The Common Reader 0 HN points 10 May 21
There should be a museum of biography. It would have no permanent collections, only exhibitions, unless it could become an archival centre for biographical research. It would reveal the history of people’s lives through objects, images, and films. Imagine being able to explore the life of people like Margaret Thatcher by walking through her life. You could blend photographs and quotes from her early life, with reconstructed rooms from her home; information about grocers and contemporary local history could be illuminated with objects, interview material, a life-size model of her father’s shop; we could hear her reminisce about it, watch her school friends talk about her. Copies of her letters to her sister would be displayed.
The Common Reader 0 HN points 23 Oct 20
Harold Bloom said that irony is the key to reading well, 'even if many of your teachers will not know what it is, or where it is to be found.' And it is remarkable how often, even when watching plays or television, people object to the use of irony. There's a schoolteacher's insistence on explaining, choosing sides, things being unraveled. The idea of implication, or of things meaning the opposite to what they seem to be, is not something many people who read and watch culture are interested in.
The Common Reader 0 HN points 05 Apr 21
It takes all sorts to make a world, my aged grandmother used to say with a sour edge to her voice. And she was right to be suspicious. Among the many sorts of undesirable you can be unfortunate enough to meet with are those who have never read — and worse, never
The Common Reader 0 HN points 02 Mar 21
Queen Mary was a remarkable and interesting woman whose unique traits have been overlooked. Too much focus on her eccentricities and selfishness distracts from what is really interesting about her.
The Common Reader 0 HN points 24 Nov 20
One day, when I am spiritually advanced enough to endure penury, I will teach English Literature to the deserving, and we will study Confessions of an English Opium Eater, reading it out loud, just to enjoy its syntax. People talk about this as the first memoir of addiction, but for the first half of the book there is nothing about opium at all. And the second half talks as much about De Quincey’s love of a good hard winter and how he likes to drink tea all night as it does about getting high. He even says at one point that he won’t describe the symptoms of a come down more fully because he hasn’t got the space. (The book is only about a hundred pages long.)
The Common Reader 0 HN points 23 Mar 21

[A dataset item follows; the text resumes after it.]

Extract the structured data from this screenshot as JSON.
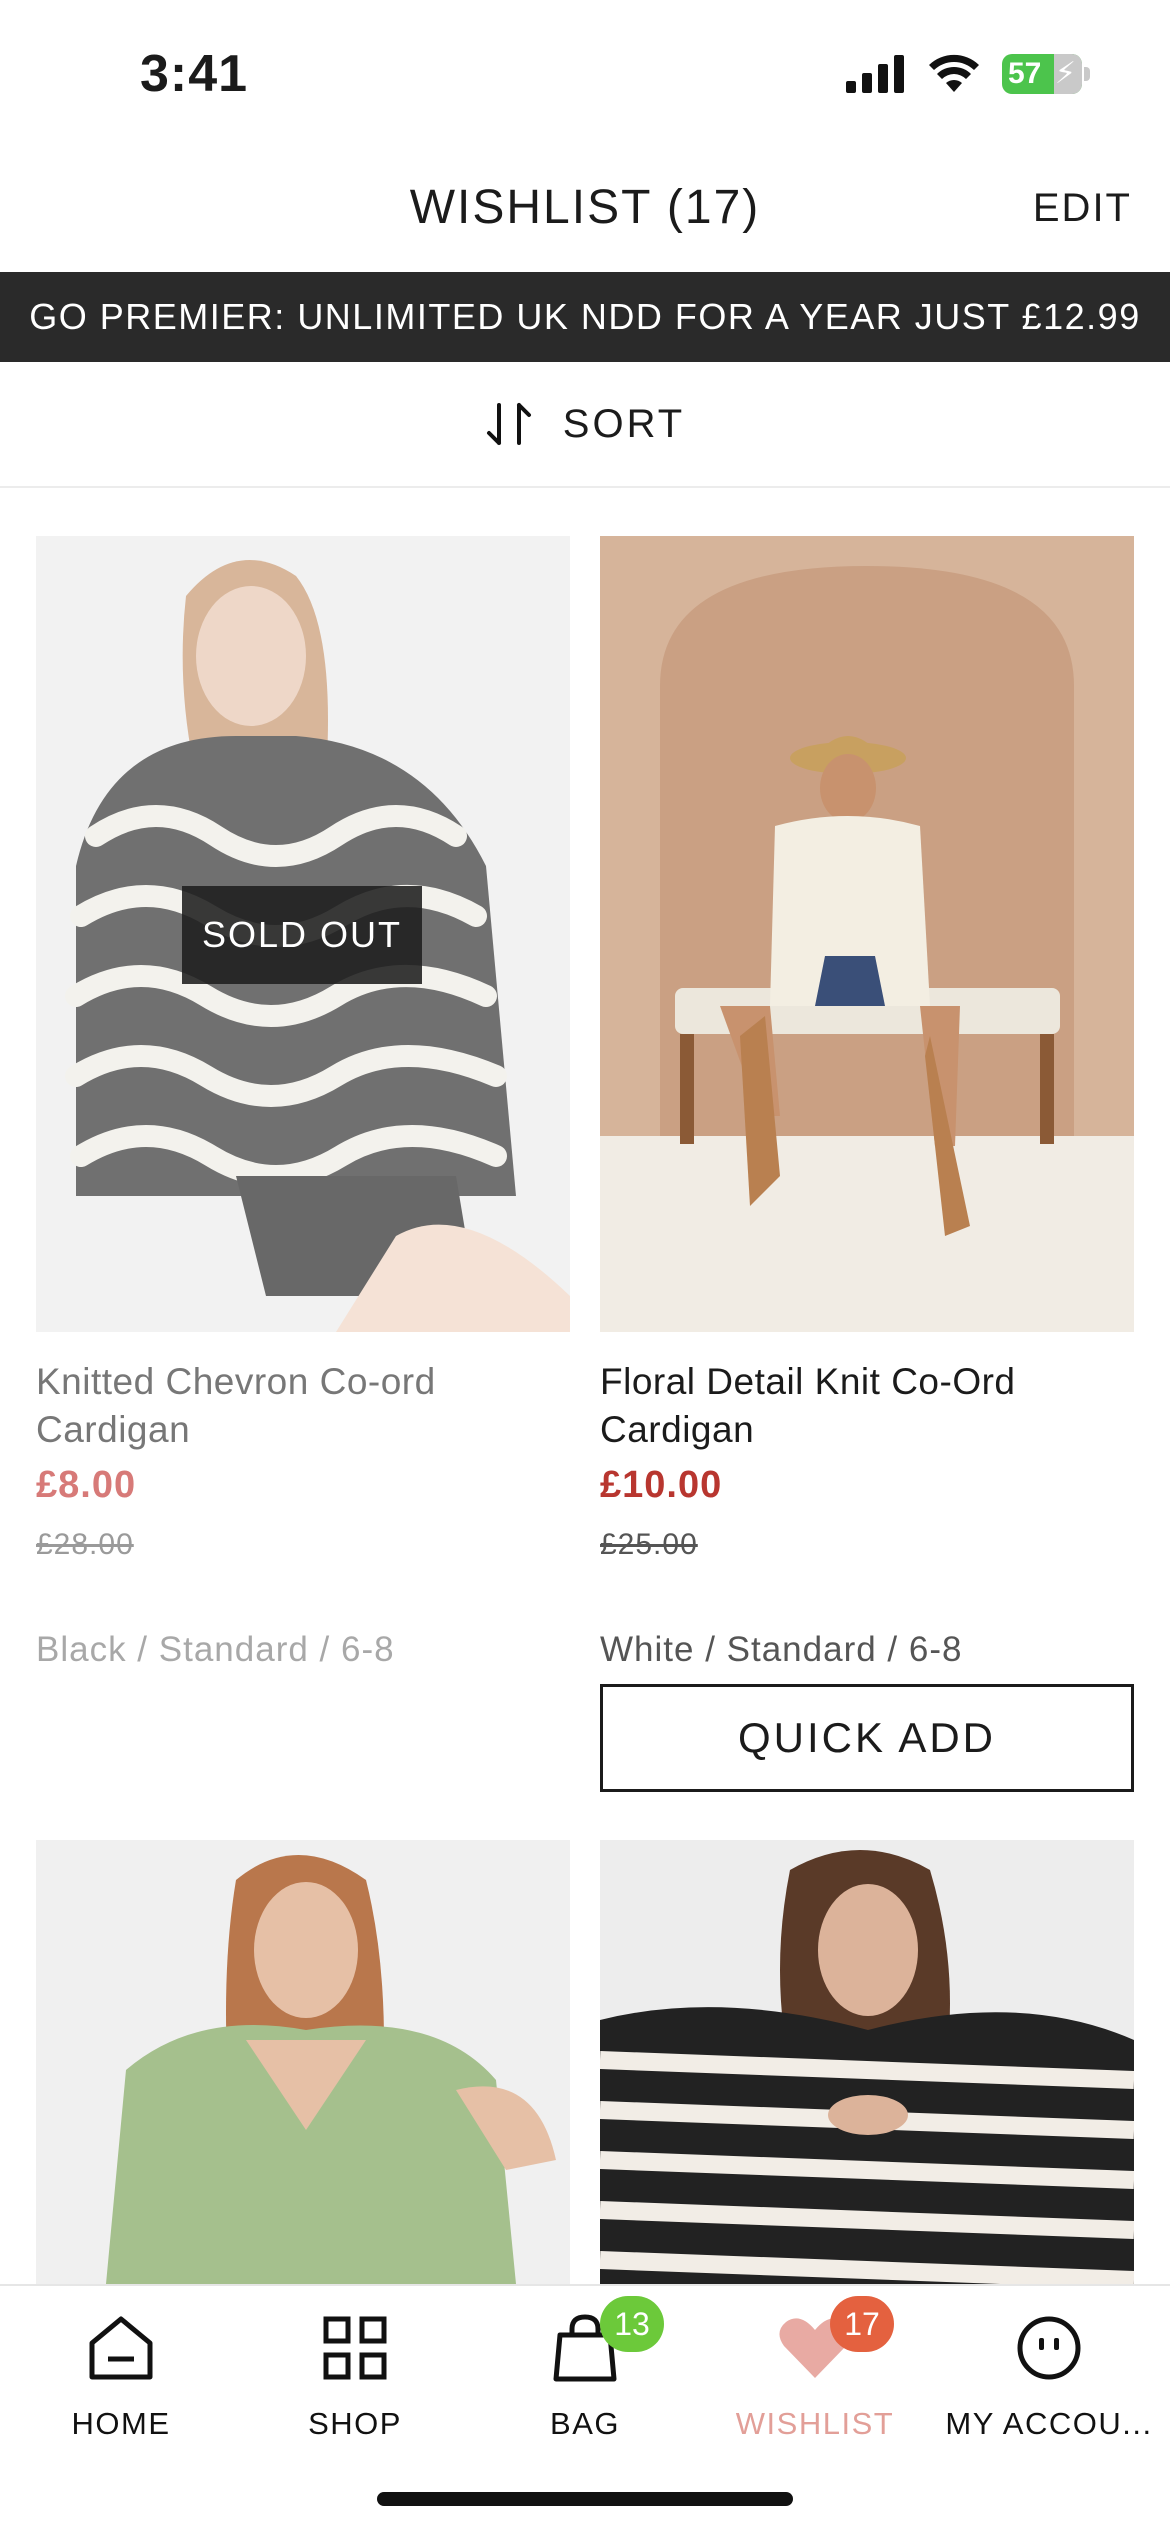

Penelope Fitzgerald was supposed to be a prodigy. Her father edited Punch, and her aunts and uncles were, variously, World War II code breakers, novelists, prominent clergymen (Catholic and Anglican), founding members of the Detective Club, that sort of thing. It was ‘a family where everyone was publishing, or about to publish.’ Her mother and grandmother had both gone to Somerville College, Oxford, and her grandfathers had both been Bishops.